• _Records for this exercise_
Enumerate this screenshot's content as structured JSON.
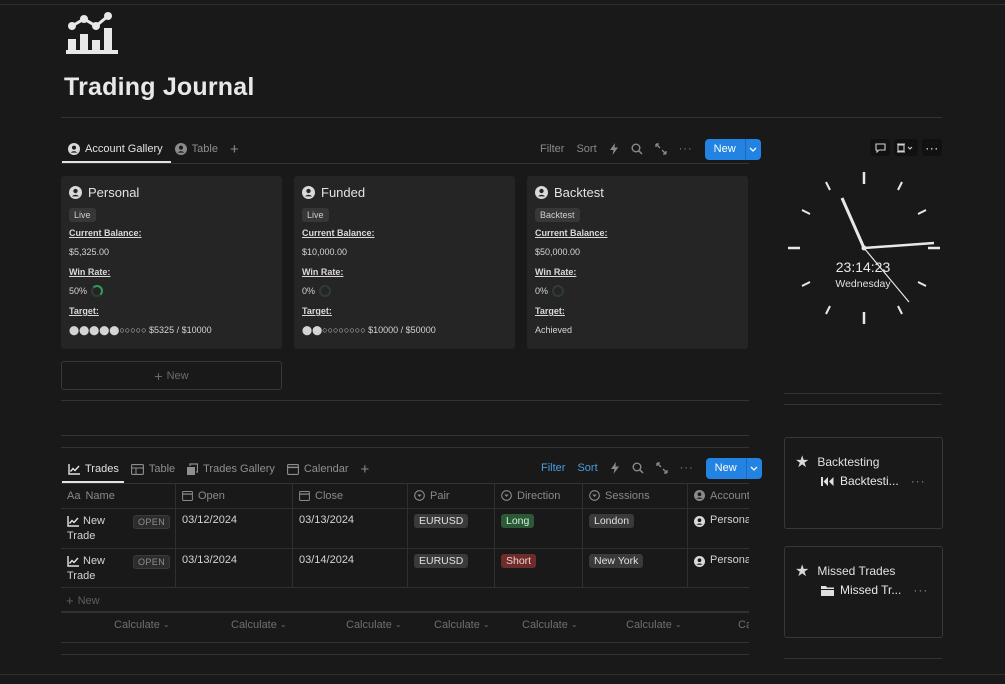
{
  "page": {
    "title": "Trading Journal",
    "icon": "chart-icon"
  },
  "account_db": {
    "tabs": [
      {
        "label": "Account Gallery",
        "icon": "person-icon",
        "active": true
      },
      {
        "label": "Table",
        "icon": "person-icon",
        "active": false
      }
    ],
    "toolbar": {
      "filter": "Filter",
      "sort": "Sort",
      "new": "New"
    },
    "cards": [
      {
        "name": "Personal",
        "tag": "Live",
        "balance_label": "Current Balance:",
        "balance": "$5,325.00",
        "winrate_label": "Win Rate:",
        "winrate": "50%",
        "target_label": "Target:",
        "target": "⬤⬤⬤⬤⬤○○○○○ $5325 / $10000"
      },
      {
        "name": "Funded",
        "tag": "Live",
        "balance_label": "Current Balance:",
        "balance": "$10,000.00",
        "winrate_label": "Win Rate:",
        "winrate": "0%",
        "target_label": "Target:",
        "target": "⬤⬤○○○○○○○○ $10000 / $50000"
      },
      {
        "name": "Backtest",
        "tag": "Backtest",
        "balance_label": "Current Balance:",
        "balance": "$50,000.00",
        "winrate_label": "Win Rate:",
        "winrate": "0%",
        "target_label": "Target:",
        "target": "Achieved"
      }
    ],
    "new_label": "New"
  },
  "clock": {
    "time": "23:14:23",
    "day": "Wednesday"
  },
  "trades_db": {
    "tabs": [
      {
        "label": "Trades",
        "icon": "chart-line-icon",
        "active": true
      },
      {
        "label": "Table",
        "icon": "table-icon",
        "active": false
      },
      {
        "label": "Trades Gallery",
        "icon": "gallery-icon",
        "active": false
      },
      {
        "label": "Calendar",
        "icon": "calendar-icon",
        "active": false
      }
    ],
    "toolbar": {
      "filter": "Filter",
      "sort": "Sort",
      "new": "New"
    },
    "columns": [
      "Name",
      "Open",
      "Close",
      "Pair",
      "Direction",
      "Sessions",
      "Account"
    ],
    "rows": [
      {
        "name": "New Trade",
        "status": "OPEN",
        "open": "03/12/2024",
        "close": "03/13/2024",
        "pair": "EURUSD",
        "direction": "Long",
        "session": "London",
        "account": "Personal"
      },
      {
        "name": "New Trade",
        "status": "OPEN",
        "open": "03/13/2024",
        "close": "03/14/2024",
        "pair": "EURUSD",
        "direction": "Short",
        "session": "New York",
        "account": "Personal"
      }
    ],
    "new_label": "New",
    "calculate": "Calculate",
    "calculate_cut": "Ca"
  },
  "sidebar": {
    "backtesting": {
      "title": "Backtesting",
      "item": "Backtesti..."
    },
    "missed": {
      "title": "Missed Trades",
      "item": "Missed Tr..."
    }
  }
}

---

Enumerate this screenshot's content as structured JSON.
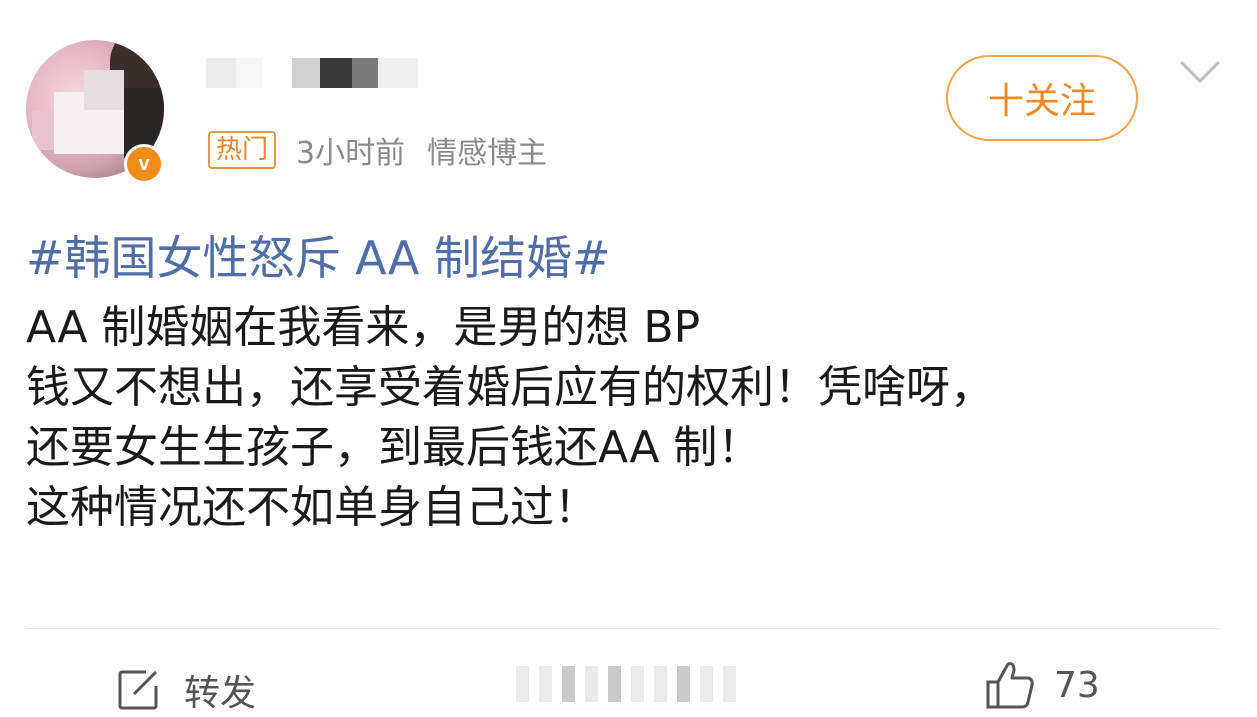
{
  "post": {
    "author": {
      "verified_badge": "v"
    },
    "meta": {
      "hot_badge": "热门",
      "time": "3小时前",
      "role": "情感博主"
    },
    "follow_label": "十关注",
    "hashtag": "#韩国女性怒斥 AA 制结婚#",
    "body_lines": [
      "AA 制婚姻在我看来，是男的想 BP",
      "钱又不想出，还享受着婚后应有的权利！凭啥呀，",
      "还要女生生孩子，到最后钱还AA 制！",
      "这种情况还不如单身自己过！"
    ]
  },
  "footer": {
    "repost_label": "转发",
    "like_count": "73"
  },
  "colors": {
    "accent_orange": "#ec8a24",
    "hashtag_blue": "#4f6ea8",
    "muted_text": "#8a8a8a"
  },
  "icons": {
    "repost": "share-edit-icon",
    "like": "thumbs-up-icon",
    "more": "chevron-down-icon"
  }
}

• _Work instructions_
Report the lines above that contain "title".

• _Written answer_
    "title": "Trading Journal",
      "title": "Backtesting",
      "title": "Missed Trades",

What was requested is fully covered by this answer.